It’s not small. It doesn’t have a battery, and still weighs quite a bit. The screen is tiny. But it feels solid—something my fancy color 520 never did. It boots up in about 10 seconds, running System 7.1. The keyboard is springy and tight. The trackball (remember those?) is smooth and fast.
There are applications for modern Macs which are supposed to aid in productivity—going so far as to black out the entire screen so that the writer isn’t tempted to check email, surf the internet, etc. My solution? I installed a copy of Word 5.1 and was writing within minutes. I can’t get the machine on the internet without a dial-up account and a lot of patience, so there’s no temptation to fool around reading the IMDB. I’ve already used it to produce some writing for work, which means it’s paid for itself already.
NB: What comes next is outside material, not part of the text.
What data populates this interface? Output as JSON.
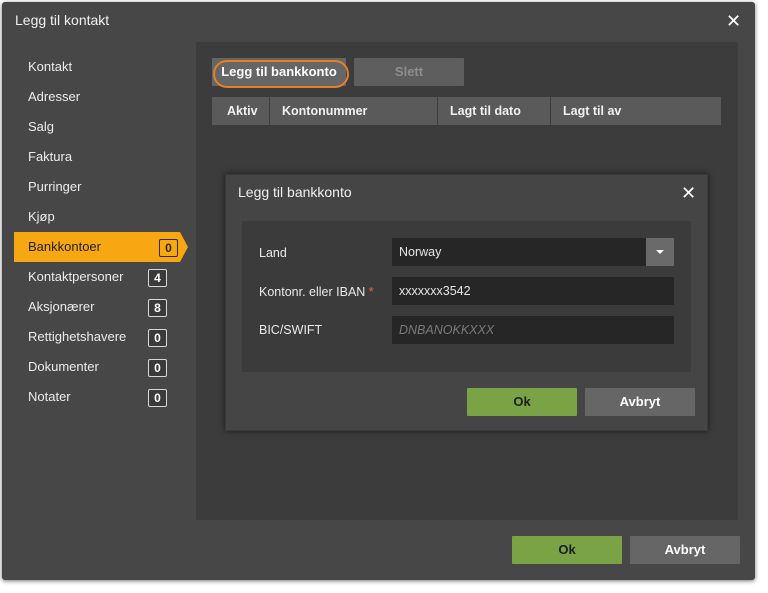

Sometimes the simple solutions really are the best ones.
This afternoon, we’ve got two nice fellows down in the basement wrestling part of our heating situation back into submission, which will increase the standard of living at the Lockardugan Compound. When the good Doctor expanded his waiting room outwards to the enclosed front porch, he moved the radiator from the dining room out there so that his patients wouldn’t freeze while thumbing through Reader’s Digests. Because the whole porch is so poorly insulated, any heat released out there immediately gets sucked outside, requiring the boiler to be run at dangerously expensive temperatures. Our first year here, I turned the valves out there down to 0 and waited until we could afford to make changes, but it always annoyed me to know we were heating the front yard.
Additionally, when we gutted the kitchen, we made a decision to remove the radiator there to make room for more cabinetry. The upshot of this decision was that there was no heat on the west side of the first floor last winter, which made entertaining (and cooking) a chilly prospect.
This is the first of many steps to reclaim the front porch for a habitable space within the house—we have dreams of using the reception room and office for another usable living space, as well as the exam room for a TV room/den. Having the radiator moved back inside will not be cheap, but I think that in the long run it will make the first floor a better place to live, and it’s great to make a little forward movement.
The Mobile Chapel is parked at a rest stop in southern Pennsylvania, and it’s open for business at 6:30 on a Monday evening.
A beautiful Pontiac conveniently parked aross the street from my parents’ house yesterday afternoon.
Taken in my father’s garden, upstate New York.
I have a client inside the beltway who I have to visit from time to time. On the way there, I’ve spied a beautiful green touring car of 20’s vintage sitting in a nondescript gas station parking lot through sun, rain, and snow. On my way back from a meeting, I finally stopped to shoot some viewfinder pics of the car, and found it to be a Hudson sedan in reasonably good shape. At this point in time, I’m stopping to shoot every interesting car over 30 years old because of the ravages of Eastern winters on pre-undercoated and galvanized bodywork. This particular car looks like it was treated to a comprehensive overhaul sometime in the last ten years, and then left to its own fate outside in the elements. A grand car like this deserves to be stored in a climate-controlled garage, and then packed each weekend with suitcases, a picnic lunch, and a family, and then driven to scenic destinations—in other words, loved and used. It pains me to see rust bubbles on the sills of the running boards and spiderweb cracks in the chrome on a survivor as proud and dignified as this, because I’d hate to see it deteriorate past the point of restoration.